Eczema (atopic dermatitis) flare-ups can severely impact patients’ day-to-day lives. These itchy skin rashes result from the immune system becoming more inflamed than normal. A biologic medication called Dupixent was FDA-approved in 2017 to treat moderate-to-severe eczema that does not respond well to other prescription topical therapies. At this time, Dupixent can only be used in patients who are at least 18 years old.

Dupixent blocks a protein called an interleukin from binding to cell receptors. In a properly functioning immune system, Interleukins help fight off bacteria and viruses. However, patients with eczema experience an immune system dysfunction that results in an inflammatory overreaction that can be calmed by Dupixent. Even when the skin is clear, this medication will work to prevent the immune system’s inflammatory response and keep symptoms at bay.

Patients who qualify for Dupixent will receive one injection every other week. Some are able to take these injections at home after training by one of our allergy specialists, while others continue coming to the office for their treatment. Research studies conclude that this medication is safe and effective, but potential side effects include throat pain, cold sores, injection site infections, and eye inflammation.

Nucala (mepolizumab)

A biologic therapy approved by the FDA in 2015, Nucala provides relief for patients 12 and older battling eosinophilic asthma that is not controlled by other asthma medications. This type of asthma results from an overabundance of eosinophils (a type of white blood cell). When too many eosinophils are present, resulting airway inflammation can lead to severe asthma attacks. Nucala reduces the inflammation by blocking a molecule that triggers the release of eosinophils.

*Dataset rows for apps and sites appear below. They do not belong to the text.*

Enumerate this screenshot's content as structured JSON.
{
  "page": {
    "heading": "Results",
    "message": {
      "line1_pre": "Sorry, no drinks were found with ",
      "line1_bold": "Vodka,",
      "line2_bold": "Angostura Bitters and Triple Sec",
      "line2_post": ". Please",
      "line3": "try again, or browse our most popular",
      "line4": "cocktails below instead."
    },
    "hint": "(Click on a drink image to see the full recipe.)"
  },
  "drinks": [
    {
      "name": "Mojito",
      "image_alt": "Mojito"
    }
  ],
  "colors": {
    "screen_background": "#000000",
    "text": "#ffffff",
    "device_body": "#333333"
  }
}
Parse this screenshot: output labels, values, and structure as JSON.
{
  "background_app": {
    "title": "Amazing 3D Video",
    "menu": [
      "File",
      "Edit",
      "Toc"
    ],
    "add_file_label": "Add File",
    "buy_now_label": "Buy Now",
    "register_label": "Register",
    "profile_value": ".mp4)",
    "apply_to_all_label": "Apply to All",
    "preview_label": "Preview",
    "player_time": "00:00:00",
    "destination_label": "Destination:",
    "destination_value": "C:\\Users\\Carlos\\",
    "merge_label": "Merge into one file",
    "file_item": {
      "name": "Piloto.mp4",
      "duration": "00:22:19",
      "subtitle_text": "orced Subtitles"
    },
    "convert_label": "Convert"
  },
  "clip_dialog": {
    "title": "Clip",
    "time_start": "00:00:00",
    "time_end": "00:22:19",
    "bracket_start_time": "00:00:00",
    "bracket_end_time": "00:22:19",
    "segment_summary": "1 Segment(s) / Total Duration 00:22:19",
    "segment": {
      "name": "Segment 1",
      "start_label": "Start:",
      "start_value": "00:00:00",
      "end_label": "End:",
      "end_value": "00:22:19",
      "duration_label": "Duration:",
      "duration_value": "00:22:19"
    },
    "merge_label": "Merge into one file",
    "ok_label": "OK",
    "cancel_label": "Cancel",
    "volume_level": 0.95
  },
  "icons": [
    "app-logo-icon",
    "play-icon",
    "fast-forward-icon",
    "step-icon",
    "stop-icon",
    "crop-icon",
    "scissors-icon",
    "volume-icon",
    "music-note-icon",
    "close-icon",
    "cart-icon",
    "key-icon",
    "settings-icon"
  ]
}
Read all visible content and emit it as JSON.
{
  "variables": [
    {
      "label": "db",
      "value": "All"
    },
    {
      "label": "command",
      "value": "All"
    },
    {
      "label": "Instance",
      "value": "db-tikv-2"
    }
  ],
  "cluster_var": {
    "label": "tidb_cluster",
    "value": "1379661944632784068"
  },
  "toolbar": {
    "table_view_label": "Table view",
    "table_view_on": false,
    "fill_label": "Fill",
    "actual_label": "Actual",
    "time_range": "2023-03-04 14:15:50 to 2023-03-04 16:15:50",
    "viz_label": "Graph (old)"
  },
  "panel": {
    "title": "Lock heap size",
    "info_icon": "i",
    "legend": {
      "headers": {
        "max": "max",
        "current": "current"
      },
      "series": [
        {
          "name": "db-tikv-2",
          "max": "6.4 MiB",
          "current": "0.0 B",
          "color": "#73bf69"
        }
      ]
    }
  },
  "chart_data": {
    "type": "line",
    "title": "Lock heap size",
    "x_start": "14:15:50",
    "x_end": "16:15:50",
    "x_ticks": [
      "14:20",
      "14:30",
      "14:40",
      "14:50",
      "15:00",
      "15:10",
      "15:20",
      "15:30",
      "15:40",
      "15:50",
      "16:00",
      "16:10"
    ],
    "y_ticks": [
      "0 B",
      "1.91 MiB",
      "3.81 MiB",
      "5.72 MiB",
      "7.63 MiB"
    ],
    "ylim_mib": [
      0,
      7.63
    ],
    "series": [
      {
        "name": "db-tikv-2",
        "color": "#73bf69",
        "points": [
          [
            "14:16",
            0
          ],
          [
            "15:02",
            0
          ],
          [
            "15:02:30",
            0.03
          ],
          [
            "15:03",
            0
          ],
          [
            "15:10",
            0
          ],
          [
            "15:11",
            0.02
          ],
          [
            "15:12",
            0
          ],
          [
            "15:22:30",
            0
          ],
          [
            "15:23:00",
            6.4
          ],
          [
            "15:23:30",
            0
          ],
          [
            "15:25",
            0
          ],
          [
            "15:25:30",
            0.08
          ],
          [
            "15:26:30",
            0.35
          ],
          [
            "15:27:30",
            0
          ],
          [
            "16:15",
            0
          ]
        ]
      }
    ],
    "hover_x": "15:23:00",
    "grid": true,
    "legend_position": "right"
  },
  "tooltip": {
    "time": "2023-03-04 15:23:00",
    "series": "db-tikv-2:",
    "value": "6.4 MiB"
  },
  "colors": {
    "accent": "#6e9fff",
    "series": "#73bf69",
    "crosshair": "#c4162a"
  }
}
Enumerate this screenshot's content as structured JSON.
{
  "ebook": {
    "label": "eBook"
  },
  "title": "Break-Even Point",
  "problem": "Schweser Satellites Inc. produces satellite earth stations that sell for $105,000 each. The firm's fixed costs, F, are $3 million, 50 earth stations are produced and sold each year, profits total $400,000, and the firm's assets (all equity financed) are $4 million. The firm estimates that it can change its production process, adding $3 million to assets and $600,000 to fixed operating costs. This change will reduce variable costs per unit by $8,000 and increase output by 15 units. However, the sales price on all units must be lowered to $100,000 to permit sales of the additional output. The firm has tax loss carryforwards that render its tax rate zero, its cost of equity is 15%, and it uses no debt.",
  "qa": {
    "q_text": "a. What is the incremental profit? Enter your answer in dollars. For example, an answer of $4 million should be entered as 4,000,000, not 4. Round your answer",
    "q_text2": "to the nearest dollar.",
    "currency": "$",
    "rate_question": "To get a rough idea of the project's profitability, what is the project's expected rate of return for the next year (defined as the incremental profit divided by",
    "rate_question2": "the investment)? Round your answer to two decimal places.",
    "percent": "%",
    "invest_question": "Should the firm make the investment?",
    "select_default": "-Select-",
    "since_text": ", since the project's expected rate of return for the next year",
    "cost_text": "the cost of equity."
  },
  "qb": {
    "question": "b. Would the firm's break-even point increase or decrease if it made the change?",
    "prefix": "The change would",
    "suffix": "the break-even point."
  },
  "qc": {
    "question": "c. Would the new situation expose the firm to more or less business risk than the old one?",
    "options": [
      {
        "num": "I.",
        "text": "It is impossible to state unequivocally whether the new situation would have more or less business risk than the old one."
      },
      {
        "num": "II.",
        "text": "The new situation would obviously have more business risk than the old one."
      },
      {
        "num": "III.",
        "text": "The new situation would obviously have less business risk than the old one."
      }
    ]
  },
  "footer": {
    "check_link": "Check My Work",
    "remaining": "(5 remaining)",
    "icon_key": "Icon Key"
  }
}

A blood test can determine the eosinophil count in your blood, and this will help your physician determine whether or not Nucala is the best next step to treat your asthma. If it is, you will receive an injection in the office every four weeks, regardless of if you have asthma symptoms at the time. After each injection, you will receive monitoring in the office to watch for side effects ranging from headache, injection site reactions, back pain, and fatigue to (rarely) anaphylaxis. Serious reactions can occur hours to days later, so your allergy specialist will speak with you about this. Patients should keep taking their current asthma medications unless advised to stop by their doctor. Nucala takes time to work, so patients should not anticipate immediate asthma relief.

Fasenra (benralizumab)

Severe eosinophilic asthma patients who have not seen improvement with other prescription medications may finally breathe easier thanks to Fasenra, a biologic approved by the FDA in 2017. Eosinophils aid healthy immune systems in the fight against infections and parasites. However, the existence of too many eosinophils can result in inflammation that causes impaired lung function, as well as more frequent and more severe asthma attacks. Fasenra targets and rapidly destroys eosinophils, resulting in improved lung function, fewer asthma attacks, and a reduction of oral steroid use.

Fasenra is administered to eosinophilic asthma patients 12 years and over via injection every four weeks for the first three doses. Thereafter, injections are needed once every eight weeks. This medication does not work immediately and should be continued even when symptoms improve. The most common side effects include headache, sore throat, and injection site reactions. Serious side effects like anaphylaxis can occur; your physician will discuss any possible adverse reactions with you.